Not only do people like different music, they listen to it in different ways. Some prefer to listen to full albums rather than playlists, some like exploring new music while others stick to their favorite artists, and some have even switched from music completely and spend much more time listening to podcasts instead. These variables make designing a comprehensive streaming app quite the undertaking.
Enter two of the most divisive apps on the market: Apple Music and Spotify. Both platforms take a similar approach to providing a positive listening experience but each receive their fair share of criticism from users, and for difference reasons. The purpose of this project is to find what users like and dislike about each app and design a new streaming app that meets the needs of users from both platforms.
To learn which questions I needed to ask, I explored each app and made a list of the different features, pages, and organizational systems I encountered. I then made a short survey asking users about their general music listening habits, which platform they use, and how they interact with that platform's main features.
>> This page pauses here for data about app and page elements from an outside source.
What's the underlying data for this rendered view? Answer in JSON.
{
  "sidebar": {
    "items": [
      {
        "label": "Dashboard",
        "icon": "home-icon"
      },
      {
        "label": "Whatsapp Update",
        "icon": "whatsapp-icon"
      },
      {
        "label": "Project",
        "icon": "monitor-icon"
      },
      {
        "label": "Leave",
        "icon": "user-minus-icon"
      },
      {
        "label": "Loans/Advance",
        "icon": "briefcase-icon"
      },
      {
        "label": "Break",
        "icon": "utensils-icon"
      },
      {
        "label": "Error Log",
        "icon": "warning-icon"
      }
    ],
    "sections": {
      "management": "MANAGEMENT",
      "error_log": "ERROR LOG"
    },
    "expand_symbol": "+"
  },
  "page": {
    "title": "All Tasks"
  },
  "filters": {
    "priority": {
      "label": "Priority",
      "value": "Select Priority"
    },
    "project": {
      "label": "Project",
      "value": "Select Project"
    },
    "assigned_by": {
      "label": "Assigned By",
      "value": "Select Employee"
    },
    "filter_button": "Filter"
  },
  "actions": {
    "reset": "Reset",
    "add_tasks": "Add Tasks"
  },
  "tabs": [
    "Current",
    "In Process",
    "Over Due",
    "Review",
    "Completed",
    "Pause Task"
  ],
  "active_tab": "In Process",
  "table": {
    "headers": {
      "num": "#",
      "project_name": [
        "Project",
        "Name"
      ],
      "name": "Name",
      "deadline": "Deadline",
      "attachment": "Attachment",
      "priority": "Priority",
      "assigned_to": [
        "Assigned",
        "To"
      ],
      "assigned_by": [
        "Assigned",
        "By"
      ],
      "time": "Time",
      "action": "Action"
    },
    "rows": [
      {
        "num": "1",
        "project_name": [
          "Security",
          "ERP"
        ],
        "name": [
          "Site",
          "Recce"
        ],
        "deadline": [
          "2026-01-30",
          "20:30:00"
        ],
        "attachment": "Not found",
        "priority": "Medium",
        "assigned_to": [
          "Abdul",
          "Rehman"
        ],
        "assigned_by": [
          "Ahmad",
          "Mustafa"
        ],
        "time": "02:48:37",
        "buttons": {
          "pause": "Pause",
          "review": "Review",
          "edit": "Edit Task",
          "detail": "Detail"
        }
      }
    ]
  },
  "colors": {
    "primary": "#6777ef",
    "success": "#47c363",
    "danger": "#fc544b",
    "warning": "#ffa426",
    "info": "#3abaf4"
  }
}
I also asked users open-ended questions about what they like and don't like about their app of choice as well as what features they wish it had.
Thanks to some strategic reddit posting, I received nearly 1,400 responses on my survey, solidifying the reliability of my metrics and providing thousands of useful notes about both apps. These results will help me getting a greater understanding of my user and help me develop personas as I move forward in the research and design processes. The first part of the survey provided general information about my users' listening habits.
More specific to my project, I also compared how users interact with their platform of choice. I asked users how they sort their music, where they spent the most time within their app, and other pertinent questions.
While these metrics gave me helpful insight into how users spent their time within each app, I wanted to know more how users interact (or want to be able to interact) with the apps more qualitatively. Perhaps the most practical data came from the following questions.
Why users use Apple Music instead of Spotify
Users' complaints about Apple Music:
Features users want in Apple Music:
Why users use Spotify instead of Apple Music
Users' complaints about Spotify:
Features users want in Spotify:
Based on the thousands of free response insights I received in conjunction with the data trends, two things were clear:
Now the question was how to design an app that met the following criteria: